▸ **Exercise input**
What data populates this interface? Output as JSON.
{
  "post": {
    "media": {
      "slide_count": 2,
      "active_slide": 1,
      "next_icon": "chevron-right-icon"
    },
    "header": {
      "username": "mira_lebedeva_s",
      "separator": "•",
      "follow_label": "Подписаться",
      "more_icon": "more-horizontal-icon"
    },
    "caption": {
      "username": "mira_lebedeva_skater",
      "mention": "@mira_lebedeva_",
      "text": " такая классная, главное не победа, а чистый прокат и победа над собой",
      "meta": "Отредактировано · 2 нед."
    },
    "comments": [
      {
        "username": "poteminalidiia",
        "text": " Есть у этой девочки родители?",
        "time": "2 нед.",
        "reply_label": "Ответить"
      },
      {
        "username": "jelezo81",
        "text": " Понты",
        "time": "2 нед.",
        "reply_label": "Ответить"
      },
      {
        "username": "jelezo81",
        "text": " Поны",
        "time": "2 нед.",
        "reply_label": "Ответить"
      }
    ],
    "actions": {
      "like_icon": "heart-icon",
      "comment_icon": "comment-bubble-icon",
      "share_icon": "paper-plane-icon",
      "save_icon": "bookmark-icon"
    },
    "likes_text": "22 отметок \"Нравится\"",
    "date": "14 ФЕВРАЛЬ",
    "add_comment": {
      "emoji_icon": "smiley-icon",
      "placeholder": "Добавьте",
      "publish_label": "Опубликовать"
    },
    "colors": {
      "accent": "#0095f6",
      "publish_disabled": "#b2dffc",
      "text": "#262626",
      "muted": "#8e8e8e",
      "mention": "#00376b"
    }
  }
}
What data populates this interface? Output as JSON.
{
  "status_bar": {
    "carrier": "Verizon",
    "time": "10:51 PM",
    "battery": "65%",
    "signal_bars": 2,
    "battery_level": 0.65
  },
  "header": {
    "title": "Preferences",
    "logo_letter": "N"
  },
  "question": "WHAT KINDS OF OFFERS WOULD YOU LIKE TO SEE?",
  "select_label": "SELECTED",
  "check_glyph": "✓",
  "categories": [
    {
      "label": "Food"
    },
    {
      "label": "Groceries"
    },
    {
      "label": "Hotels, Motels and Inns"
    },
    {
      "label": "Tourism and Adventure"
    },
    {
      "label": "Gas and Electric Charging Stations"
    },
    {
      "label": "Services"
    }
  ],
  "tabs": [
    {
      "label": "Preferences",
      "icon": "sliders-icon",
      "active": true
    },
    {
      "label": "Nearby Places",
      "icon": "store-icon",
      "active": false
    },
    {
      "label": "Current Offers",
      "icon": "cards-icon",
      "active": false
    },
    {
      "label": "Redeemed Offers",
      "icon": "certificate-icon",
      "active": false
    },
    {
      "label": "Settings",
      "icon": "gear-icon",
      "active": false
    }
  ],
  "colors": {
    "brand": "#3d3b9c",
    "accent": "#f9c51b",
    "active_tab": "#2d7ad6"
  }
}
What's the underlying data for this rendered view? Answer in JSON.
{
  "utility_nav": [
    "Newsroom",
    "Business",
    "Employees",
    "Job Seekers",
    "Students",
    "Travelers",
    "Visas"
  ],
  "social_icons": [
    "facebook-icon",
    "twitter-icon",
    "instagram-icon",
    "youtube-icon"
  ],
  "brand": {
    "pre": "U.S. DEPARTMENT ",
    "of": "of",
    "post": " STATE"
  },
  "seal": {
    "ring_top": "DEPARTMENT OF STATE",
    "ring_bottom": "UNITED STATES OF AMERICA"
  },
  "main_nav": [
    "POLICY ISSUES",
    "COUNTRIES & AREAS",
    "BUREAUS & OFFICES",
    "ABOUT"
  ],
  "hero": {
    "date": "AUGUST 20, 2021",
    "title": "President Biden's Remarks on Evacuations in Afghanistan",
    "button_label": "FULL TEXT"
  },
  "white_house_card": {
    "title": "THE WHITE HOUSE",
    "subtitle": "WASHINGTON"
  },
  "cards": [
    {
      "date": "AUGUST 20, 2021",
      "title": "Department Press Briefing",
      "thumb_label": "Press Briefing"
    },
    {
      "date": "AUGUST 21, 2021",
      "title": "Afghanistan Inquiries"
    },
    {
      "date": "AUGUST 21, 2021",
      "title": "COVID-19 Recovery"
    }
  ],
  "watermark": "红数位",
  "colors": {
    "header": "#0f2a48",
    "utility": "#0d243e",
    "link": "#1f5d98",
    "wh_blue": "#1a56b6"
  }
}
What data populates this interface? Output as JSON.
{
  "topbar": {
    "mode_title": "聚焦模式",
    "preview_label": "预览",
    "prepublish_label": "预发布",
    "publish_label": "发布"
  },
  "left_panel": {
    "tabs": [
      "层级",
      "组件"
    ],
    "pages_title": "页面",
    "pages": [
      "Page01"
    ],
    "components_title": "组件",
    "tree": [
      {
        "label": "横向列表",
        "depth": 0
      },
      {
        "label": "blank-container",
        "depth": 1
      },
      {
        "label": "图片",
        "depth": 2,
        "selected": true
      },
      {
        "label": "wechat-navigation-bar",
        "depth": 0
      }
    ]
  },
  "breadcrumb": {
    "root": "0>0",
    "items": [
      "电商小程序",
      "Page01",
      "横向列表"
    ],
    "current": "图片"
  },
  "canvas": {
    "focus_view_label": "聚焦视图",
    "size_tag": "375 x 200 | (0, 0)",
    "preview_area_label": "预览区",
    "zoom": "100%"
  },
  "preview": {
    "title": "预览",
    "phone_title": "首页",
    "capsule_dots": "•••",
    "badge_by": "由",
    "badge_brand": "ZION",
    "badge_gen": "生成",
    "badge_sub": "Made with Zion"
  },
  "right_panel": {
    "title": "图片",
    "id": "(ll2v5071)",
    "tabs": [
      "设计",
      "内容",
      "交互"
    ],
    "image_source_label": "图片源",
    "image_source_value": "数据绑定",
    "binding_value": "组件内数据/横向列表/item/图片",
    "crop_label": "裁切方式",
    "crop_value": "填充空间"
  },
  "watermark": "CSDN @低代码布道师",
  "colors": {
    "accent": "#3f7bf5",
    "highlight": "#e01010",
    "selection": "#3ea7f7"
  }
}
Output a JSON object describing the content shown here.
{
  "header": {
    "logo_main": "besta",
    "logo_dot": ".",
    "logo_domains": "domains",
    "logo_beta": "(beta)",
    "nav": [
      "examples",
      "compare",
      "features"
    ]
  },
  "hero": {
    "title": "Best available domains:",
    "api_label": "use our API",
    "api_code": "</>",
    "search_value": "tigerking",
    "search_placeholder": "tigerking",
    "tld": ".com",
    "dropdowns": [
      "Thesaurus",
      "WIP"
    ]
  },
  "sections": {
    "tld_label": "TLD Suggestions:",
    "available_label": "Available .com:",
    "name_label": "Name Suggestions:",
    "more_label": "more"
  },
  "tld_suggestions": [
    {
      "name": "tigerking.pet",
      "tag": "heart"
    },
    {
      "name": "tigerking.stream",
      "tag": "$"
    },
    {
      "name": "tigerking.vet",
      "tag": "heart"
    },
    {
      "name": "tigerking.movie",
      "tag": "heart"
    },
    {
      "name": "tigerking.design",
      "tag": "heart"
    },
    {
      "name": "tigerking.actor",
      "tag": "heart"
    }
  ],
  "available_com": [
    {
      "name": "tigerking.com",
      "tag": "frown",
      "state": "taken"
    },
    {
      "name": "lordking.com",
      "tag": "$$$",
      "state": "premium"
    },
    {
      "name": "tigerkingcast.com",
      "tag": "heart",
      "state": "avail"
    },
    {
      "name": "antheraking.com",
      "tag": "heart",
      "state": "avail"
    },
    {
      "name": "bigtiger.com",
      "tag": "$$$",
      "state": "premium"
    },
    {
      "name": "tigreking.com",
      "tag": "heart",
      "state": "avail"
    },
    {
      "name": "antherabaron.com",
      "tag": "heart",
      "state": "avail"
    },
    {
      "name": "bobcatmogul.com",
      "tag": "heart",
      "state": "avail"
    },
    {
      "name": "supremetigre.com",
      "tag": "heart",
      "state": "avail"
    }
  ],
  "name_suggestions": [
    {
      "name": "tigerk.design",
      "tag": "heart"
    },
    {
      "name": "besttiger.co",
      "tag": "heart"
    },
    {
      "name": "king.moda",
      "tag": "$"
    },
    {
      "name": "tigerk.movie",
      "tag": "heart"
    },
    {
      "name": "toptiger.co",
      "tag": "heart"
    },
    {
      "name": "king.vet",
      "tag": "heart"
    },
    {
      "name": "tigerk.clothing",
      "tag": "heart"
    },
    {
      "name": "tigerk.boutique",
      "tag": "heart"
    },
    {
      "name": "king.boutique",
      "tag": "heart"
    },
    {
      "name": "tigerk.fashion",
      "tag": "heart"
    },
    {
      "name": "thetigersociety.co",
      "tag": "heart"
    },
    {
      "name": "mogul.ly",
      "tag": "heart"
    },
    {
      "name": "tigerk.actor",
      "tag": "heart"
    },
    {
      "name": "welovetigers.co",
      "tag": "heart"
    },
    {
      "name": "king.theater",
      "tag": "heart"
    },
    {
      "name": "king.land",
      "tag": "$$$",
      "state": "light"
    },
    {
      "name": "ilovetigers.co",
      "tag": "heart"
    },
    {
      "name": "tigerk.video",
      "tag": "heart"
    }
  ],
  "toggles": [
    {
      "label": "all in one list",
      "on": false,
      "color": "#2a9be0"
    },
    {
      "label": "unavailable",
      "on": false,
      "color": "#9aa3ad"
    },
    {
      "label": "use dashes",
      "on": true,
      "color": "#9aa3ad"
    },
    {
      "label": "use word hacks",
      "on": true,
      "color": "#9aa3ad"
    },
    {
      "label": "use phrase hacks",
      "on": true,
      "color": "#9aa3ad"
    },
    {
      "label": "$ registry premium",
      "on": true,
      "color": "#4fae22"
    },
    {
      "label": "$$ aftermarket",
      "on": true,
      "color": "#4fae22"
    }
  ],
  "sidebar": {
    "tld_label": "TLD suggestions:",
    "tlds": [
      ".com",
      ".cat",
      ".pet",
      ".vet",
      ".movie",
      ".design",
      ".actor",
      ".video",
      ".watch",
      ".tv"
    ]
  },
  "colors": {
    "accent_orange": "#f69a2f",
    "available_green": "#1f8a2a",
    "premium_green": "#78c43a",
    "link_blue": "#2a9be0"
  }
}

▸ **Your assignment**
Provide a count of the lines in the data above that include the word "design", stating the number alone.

▸ **Result of this task**
3